   Missing values: 95, 96, 97, 98, 99

   Values and labels     N Valid Total

    0   'SKIPPED'      660  17.1  16.7
    1   'CON'         1432  37.1  36.2
    2   'LAB'          937  24.3  23.7
    3   'ALLIANCE'     788  20.4  19.9
    4   'LIB'           46   1.2   1.2
   95 M 'REFUSED'       92         2.3


# Since 'BES.1983.classvot' is not a data frame, but a "data.set" object, we can
# provide value labels while recoding:
BES.1983.classvot <- within(BES.1983.classvot,{
    vote.new <- recode(vote,
                       Conservative  = 1 <- 1,
                       Labour        = 2 <- 2,
                       Alliance      = 3 <- 3:5,
                       Other         = 4 <- c(6:10,97),
                       "Didn't vote" = 5 <- 0,
                       DK            = 8 <- 98,
                       Refused       = 9 <- 95)
    missing.values(vote.new) <- c(5,9)
})
# Checking the result:
codebook(BES.1983.classvot$vote.new)
Warning message in recode(vote, Conservative = 1 <- 1, Labour = 2 <- 2, Alliance = 3 <- 3:5, :
“recoding 8 <- 98 has no consequences”
================================================================================

   BES.1983.classvot$vote.new '[IF VOTED] PARTY VOTED FOR'

--------------------------------------------------------------------------------

   Storage mode: double
   Measurement: nominal
   Missing values: 5, 9

   Values and labels      N Valid Total

   1   'Conservative'  1432  44.7  36.2
   2   'Labour'         937  29.3  23.7
   3   'Alliance'       788  24.6  19.9
   4   'Other'           46   1.4   1.2
   5 M 'Didn't vote'    660        16.7
   9 M 'Refused'         92         2.3

Downloadable R script and interactive version

Explanation

The link with the “jupyterhub” icon directs you to an interactive Jupyter1 notebook, which runs inside a Docker container2. There are two variants of the interative notebook. One shuts down after 60 seconds and does not require a sign it. The other requires sign in using your ORCID3 credentials, yet shuts down only after 24 hours. (There is no guarantee that such a container persists that long, it may be shut down earlier for maintenance purposes.) After shutdown all data within the container will be reset, i.e. all files created by the user will be deleted.4

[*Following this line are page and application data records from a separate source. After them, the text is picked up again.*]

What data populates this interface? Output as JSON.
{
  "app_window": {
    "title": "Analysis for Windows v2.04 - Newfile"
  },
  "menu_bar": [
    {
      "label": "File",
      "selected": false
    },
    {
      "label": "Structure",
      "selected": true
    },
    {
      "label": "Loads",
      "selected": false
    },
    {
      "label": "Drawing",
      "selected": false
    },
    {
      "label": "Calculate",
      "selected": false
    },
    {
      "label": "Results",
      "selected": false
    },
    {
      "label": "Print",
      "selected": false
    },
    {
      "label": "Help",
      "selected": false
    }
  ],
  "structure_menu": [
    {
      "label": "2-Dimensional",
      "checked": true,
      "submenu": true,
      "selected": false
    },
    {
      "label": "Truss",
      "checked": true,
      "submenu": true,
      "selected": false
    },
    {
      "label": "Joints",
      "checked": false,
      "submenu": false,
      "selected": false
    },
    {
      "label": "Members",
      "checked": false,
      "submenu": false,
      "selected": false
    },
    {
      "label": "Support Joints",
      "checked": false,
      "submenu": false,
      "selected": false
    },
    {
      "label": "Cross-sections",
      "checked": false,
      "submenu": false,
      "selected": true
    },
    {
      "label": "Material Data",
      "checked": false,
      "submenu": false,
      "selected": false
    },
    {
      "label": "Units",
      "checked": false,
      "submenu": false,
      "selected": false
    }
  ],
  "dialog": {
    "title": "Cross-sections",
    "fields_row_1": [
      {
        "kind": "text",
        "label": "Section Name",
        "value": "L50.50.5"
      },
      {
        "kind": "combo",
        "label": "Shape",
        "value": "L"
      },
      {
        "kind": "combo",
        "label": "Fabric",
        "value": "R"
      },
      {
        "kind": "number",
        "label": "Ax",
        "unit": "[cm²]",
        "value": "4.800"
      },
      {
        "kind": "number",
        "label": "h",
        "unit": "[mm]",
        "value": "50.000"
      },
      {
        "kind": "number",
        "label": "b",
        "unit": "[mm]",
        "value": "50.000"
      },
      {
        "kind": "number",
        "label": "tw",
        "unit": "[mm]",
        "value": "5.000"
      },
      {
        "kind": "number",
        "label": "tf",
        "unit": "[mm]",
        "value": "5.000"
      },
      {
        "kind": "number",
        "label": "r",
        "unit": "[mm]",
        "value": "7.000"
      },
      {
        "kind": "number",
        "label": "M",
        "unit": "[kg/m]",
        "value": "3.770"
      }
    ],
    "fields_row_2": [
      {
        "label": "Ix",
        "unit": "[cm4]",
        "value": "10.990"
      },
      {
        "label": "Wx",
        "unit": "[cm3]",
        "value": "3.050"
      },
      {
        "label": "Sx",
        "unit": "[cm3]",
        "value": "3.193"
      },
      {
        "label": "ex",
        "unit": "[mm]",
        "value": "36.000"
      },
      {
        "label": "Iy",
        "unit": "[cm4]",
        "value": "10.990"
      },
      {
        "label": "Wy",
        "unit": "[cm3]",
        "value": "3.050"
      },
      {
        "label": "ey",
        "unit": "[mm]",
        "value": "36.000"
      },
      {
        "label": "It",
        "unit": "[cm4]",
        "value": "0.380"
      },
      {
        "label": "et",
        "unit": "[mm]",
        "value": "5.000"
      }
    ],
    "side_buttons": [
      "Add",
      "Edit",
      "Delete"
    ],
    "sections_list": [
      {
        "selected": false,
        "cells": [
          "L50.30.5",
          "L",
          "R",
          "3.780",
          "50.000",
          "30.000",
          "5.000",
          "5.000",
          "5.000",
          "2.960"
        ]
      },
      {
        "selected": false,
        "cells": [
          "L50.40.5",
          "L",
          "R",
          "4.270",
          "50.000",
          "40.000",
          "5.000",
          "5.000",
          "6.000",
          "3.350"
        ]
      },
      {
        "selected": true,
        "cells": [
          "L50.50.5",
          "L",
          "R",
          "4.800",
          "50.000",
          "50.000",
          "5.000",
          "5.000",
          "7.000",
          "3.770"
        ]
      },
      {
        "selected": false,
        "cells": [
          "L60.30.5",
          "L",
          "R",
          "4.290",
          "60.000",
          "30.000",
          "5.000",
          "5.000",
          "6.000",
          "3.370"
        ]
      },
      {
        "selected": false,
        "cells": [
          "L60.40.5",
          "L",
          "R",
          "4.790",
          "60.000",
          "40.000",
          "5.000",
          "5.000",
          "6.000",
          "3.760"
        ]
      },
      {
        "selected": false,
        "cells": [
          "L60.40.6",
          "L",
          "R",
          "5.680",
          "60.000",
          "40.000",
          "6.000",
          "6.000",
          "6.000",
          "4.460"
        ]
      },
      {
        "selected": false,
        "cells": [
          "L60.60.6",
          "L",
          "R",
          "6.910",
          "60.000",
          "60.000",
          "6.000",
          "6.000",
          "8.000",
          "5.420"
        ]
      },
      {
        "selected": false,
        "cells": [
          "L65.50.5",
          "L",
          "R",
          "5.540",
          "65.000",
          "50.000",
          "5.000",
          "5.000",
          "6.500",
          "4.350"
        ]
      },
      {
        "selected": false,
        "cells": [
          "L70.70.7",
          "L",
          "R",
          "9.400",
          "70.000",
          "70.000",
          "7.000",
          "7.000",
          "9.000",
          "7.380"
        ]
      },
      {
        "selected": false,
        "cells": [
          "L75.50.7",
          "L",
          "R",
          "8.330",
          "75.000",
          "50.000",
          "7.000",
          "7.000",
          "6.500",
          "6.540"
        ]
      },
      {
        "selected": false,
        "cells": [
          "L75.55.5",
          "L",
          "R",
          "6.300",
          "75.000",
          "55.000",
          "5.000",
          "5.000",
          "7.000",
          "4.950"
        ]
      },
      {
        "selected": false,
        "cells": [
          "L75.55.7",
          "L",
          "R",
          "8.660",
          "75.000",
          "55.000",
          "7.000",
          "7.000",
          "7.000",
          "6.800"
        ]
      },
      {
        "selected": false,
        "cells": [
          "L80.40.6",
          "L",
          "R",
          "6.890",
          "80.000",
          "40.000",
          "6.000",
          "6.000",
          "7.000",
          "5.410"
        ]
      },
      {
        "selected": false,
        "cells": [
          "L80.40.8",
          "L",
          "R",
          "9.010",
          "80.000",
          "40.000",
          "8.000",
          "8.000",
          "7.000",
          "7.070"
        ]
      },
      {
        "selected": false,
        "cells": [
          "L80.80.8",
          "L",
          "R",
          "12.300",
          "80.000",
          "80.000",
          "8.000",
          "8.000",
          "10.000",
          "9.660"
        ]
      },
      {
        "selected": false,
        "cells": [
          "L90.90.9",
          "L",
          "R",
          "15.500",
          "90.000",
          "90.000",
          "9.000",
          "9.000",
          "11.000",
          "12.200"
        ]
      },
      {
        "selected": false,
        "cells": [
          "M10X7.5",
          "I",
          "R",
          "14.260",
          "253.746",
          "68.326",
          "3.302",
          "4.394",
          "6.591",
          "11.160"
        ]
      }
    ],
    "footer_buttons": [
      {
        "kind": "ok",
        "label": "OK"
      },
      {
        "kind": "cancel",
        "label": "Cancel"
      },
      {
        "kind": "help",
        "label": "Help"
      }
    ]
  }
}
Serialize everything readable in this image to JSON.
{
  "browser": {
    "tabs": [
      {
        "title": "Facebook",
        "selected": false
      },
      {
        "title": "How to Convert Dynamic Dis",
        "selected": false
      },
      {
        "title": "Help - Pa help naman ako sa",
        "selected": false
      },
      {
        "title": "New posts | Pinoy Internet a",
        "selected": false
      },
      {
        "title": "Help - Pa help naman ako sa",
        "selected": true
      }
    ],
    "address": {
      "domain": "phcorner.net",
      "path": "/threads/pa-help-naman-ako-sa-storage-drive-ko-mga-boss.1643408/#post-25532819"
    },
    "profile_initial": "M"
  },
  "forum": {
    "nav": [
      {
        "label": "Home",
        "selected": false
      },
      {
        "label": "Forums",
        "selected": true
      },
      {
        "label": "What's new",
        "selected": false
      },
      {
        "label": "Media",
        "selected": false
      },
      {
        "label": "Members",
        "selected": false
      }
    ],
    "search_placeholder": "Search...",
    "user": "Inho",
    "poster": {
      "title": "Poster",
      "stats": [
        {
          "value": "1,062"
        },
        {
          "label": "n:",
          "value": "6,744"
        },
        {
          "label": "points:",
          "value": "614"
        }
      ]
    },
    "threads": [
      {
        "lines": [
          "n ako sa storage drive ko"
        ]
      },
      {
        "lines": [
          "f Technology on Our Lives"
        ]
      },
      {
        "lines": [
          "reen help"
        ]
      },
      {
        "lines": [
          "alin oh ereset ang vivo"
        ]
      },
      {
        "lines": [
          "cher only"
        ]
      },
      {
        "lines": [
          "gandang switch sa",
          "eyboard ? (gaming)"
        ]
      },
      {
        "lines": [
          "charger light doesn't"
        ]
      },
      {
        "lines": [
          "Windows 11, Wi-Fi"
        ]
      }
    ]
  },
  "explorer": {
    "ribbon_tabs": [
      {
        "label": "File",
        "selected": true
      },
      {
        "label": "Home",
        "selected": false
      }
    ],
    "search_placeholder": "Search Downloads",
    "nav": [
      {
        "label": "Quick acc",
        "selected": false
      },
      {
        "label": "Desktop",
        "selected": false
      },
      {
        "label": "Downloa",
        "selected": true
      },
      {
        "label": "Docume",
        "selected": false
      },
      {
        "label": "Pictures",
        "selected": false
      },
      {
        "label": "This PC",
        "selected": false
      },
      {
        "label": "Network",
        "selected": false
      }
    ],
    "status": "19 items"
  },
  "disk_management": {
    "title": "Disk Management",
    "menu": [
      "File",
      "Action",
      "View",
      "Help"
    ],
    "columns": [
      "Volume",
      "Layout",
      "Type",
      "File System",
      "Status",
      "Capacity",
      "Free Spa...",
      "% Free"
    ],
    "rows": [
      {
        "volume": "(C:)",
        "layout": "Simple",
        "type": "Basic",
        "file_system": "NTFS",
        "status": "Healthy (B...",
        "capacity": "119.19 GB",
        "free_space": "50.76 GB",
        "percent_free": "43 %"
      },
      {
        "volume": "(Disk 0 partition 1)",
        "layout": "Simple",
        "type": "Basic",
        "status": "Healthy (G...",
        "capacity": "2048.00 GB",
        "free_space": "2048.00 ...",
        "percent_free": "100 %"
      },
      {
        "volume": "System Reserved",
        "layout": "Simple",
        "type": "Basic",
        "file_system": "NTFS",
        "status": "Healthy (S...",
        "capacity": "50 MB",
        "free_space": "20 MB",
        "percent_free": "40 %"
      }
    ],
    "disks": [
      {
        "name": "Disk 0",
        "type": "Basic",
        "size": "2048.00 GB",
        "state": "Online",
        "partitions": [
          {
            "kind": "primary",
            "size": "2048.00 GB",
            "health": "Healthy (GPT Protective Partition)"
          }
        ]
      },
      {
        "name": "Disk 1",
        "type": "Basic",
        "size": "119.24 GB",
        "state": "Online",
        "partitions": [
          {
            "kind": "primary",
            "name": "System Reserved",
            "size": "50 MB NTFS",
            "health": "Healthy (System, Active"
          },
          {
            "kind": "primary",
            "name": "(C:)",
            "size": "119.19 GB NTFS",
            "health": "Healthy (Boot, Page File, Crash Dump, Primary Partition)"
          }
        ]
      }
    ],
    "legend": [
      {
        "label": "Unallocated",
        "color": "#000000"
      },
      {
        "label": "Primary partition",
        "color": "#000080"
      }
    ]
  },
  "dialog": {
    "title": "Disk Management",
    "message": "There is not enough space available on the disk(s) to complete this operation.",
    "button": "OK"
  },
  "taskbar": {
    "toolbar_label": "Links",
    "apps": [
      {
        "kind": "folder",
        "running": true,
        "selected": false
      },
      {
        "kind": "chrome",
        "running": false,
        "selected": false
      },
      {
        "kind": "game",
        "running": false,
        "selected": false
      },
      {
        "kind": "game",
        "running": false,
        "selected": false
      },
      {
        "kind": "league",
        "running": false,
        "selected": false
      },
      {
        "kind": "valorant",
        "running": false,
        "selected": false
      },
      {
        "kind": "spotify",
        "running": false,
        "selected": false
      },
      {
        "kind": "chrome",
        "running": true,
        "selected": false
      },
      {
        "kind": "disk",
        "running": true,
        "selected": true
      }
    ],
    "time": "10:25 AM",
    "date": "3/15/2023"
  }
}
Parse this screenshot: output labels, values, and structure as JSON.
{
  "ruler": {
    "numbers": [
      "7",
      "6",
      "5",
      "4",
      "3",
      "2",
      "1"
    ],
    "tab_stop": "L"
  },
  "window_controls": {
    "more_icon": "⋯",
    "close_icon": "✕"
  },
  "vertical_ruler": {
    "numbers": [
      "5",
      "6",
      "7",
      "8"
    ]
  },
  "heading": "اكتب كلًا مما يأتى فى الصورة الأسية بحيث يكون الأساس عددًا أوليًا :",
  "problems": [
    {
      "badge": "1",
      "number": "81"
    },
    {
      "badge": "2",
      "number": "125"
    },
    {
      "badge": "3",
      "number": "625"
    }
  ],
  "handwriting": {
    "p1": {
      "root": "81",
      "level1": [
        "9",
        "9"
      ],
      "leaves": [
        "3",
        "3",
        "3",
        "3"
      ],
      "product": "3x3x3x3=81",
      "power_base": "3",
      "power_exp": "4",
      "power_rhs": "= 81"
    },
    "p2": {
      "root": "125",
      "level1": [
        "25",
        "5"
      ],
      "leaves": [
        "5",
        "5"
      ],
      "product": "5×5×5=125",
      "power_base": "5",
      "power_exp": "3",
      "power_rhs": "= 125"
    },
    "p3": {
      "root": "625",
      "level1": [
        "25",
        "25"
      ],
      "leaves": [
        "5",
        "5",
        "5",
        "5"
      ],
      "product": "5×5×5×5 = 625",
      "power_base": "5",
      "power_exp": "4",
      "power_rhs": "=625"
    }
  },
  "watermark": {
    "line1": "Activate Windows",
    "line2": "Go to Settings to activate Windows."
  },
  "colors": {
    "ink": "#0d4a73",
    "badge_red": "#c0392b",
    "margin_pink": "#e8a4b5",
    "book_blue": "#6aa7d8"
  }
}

Above you see a rendered version of the Jupyter notebook.5

1

For more information about Jupyter see http://jupyter.org. The Jupyter notebooks make use of the IRKernel package.

2

For more information about Docker see https://docs.docker.com/. The container images were created with repo2docker, while containers are run with docker spawner.

3

ORCID is a free service for the authentication of researchers. It also allows to showcase publications and contributions to the academic community such as peer review.. See https://info.orcid.org/what-is-orcid/ for more information.

4

The Jupyter notebooks come with NO WARRANTY whatsoever. They are provided for educational and illustrative purposes only. Do not use them for production work.

5

The notebook is rendered with the help of the nbsphinx extension.